Several officials spoke on condition of anonymity to discuss intelligence information.
Bin Laden's role in the European plot was first reported by NPR.
Counter-terrorism officials said that they are now working under the assumption that bin Laden played a role in the plotting, but they would not detail what indications they've seen that lead them in that direction.
One senior US official, meanwhile, discounted any involvement in the Europe terror plot by al-Qaida's North African affiliate. While al-Qaida in the Islamic Maghreb is very dangerous in its region and may want to export its terror operations to Europe, there are no indications that it is able to do that at this time, said the official.
A Pakistani intelligence official said Thursday that eight Germans and two British brothers are at the heart of the terror plot, which is still in its early stages. One of the Britons was killed in a recent CIA missile strike, he said.
Pakistan, Britain and Germany are tracking the suspects and intercepting their phone calls, the official told The Associated Press on condition of anonymity because he was not authorized to release the information to the media.

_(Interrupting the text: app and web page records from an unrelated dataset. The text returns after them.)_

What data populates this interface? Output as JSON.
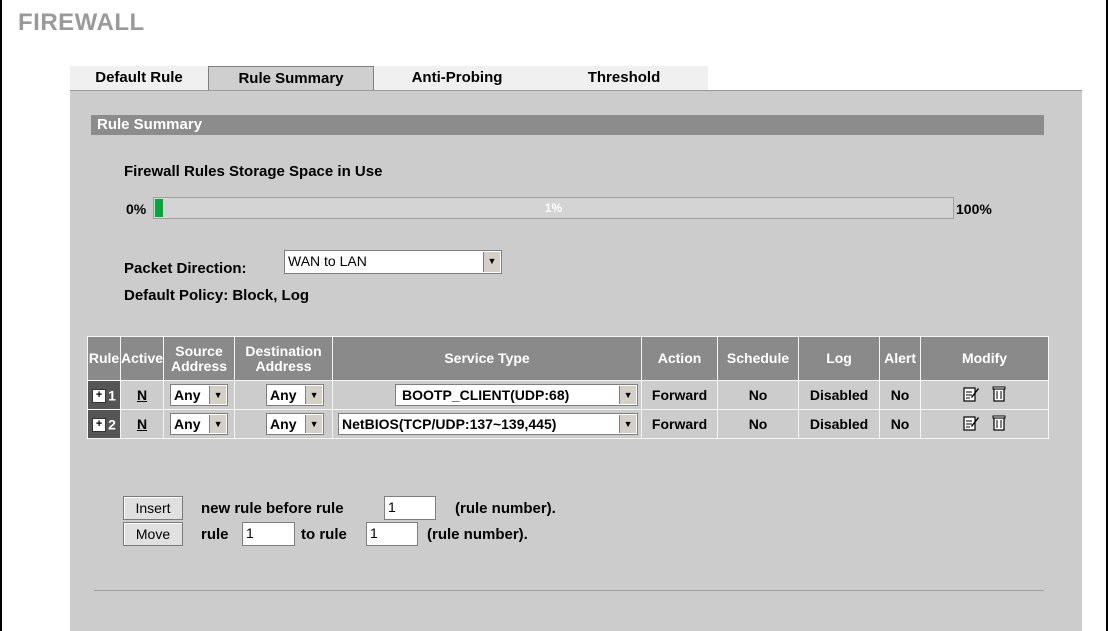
{
  "page": {
    "title": "FIREWALL"
  },
  "tabs": [
    {
      "label": "Default Rule"
    },
    {
      "label": "Rule Summary"
    },
    {
      "label": "Anti-Probing"
    },
    {
      "label": "Threshold"
    }
  ],
  "section": {
    "title": "Rule Summary"
  },
  "storage": {
    "title": "Firewall Rules Storage Space in Use",
    "min_label": "0%",
    "max_label": "100%",
    "percent_label": "1%",
    "percent_value": 0.01,
    "fill_color": "#00a83a"
  },
  "direction": {
    "label": "Packet Direction:",
    "value": "WAN to LAN"
  },
  "policy": {
    "text": "Default Policy: Block, Log"
  },
  "table": {
    "headers": {
      "rule": "Rule",
      "active": "Active",
      "source_line1": "Source",
      "source_line2": "Address",
      "dest_line1": "Destination",
      "dest_line2": "Address",
      "service": "Service Type",
      "action": "Action",
      "schedule": "Schedule",
      "log": "Log",
      "alert": "Alert",
      "modify": "Modify"
    },
    "rows": [
      {
        "number": "1",
        "active": "N",
        "source": "Any",
        "destination": "Any",
        "service": "BOOTP_CLIENT(UDP:68)",
        "action": "Forward",
        "schedule": "No",
        "log": "Disabled",
        "alert": "No",
        "expand_icon": "plus-box-icon",
        "edit_icon": "edit-icon",
        "delete_icon": "trash-icon"
      },
      {
        "number": "2",
        "active": "N",
        "source": "Any",
        "destination": "Any",
        "service": "NetBIOS(TCP/UDP:137~139,445)",
        "action": "Forward",
        "schedule": "No",
        "log": "Disabled",
        "alert": "No",
        "expand_icon": "plus-box-icon",
        "edit_icon": "edit-icon",
        "delete_icon": "trash-icon"
      }
    ]
  },
  "insert": {
    "button": "Insert",
    "text": "new rule before rule",
    "value": "1",
    "suffix": "(rule number)."
  },
  "move": {
    "button": "Move",
    "text_rule": "rule",
    "value_from": "1",
    "text_to": "to rule",
    "value_to": "1",
    "suffix": "(rule number)."
  },
  "colors": {
    "panel_bg": "#cccccc",
    "header_bg": "#8a8a8a",
    "section_bg": "#8c8c8c",
    "title_color": "#9a9a9a"
  }
}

The US has dramatically stepped up its missile attacks in North Waziristan, and is believed to have launched at least 21 this month. The covert campaign is largely carried out by CIA drones, and has led to the deaths of a number of top militant leaders.
Pakistan has complained vocally about the program but is believed to provide intelligence assistance for at least some of the strikes.